» **Exercise description**: Each record should be given again exactly as it appears, with no image included.

(Dataset rows for apps and sites)
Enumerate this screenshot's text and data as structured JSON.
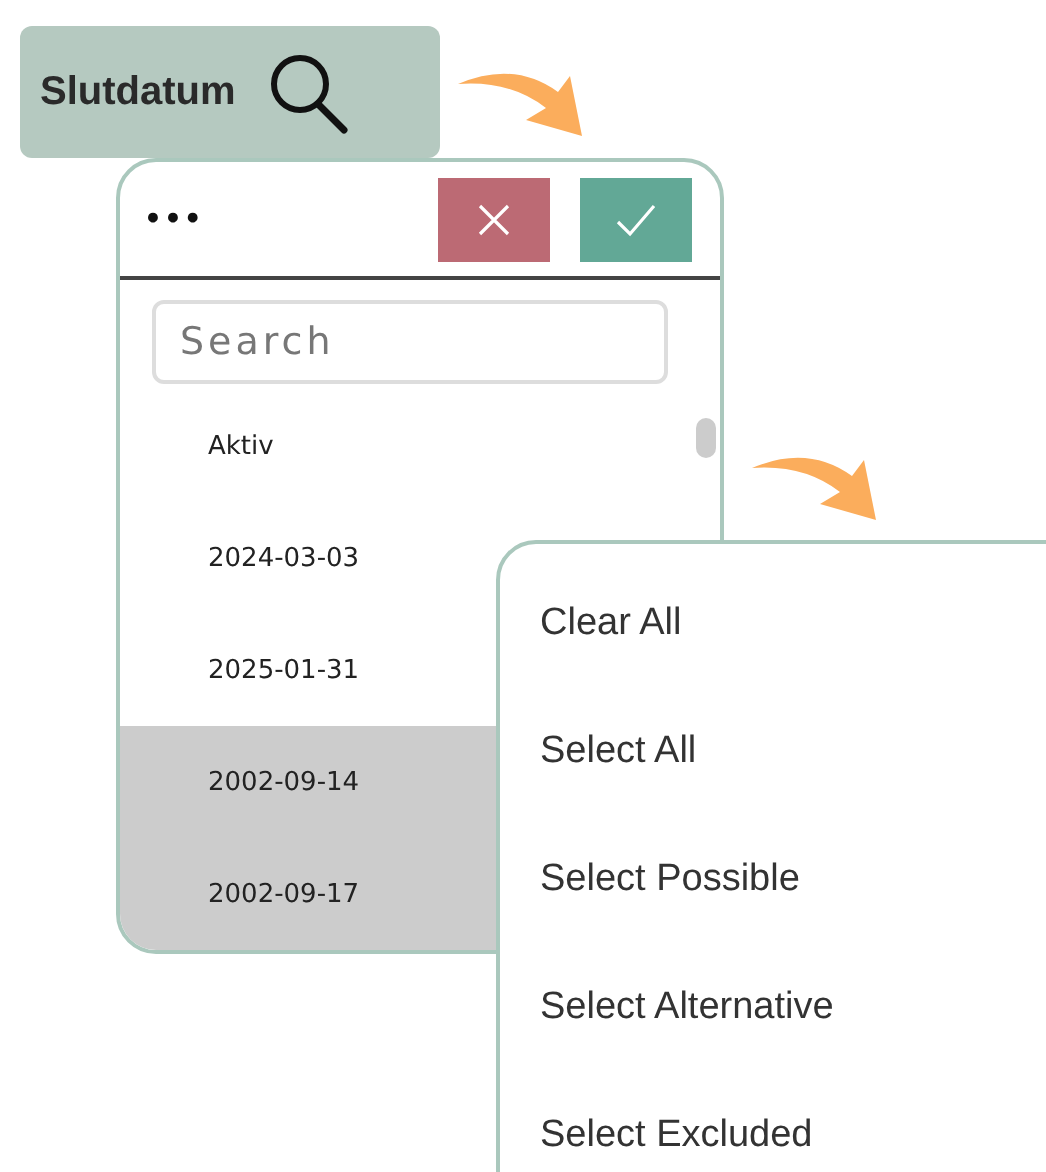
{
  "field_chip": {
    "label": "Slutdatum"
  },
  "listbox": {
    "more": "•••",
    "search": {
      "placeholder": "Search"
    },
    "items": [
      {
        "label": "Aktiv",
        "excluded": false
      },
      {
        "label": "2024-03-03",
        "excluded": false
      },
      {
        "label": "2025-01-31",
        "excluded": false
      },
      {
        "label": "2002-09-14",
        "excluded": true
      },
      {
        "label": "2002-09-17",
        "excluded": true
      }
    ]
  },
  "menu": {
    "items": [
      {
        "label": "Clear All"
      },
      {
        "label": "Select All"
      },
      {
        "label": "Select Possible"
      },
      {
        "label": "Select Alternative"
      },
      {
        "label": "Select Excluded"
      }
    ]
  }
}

» **Solution for this exercise**:
Enumerate this screenshot's text and data as structured JSON.
{
  "field_chip": {
    "label": "Slutdatum"
  },
  "listbox": {
    "more": "•••",
    "search": {
      "placeholder": "Search"
    },
    "items": [
      {
        "label": "Aktiv",
        "excluded": false
      },
      {
        "label": "2024-03-03",
        "excluded": false
      },
      {
        "label": "2025-01-31",
        "excluded": false
      },
      {
        "label": "2002-09-14",
        "excluded": true
      },
      {
        "label": "2002-09-17",
        "excluded": true
      }
    ]
  },
  "menu": {
    "items": [
      {
        "label": "Clear All"
      },
      {
        "label": "Select All"
      },
      {
        "label": "Select Possible"
      },
      {
        "label": "Select Alternative"
      },
      {
        "label": "Select Excluded"
      }
    ]
  }
}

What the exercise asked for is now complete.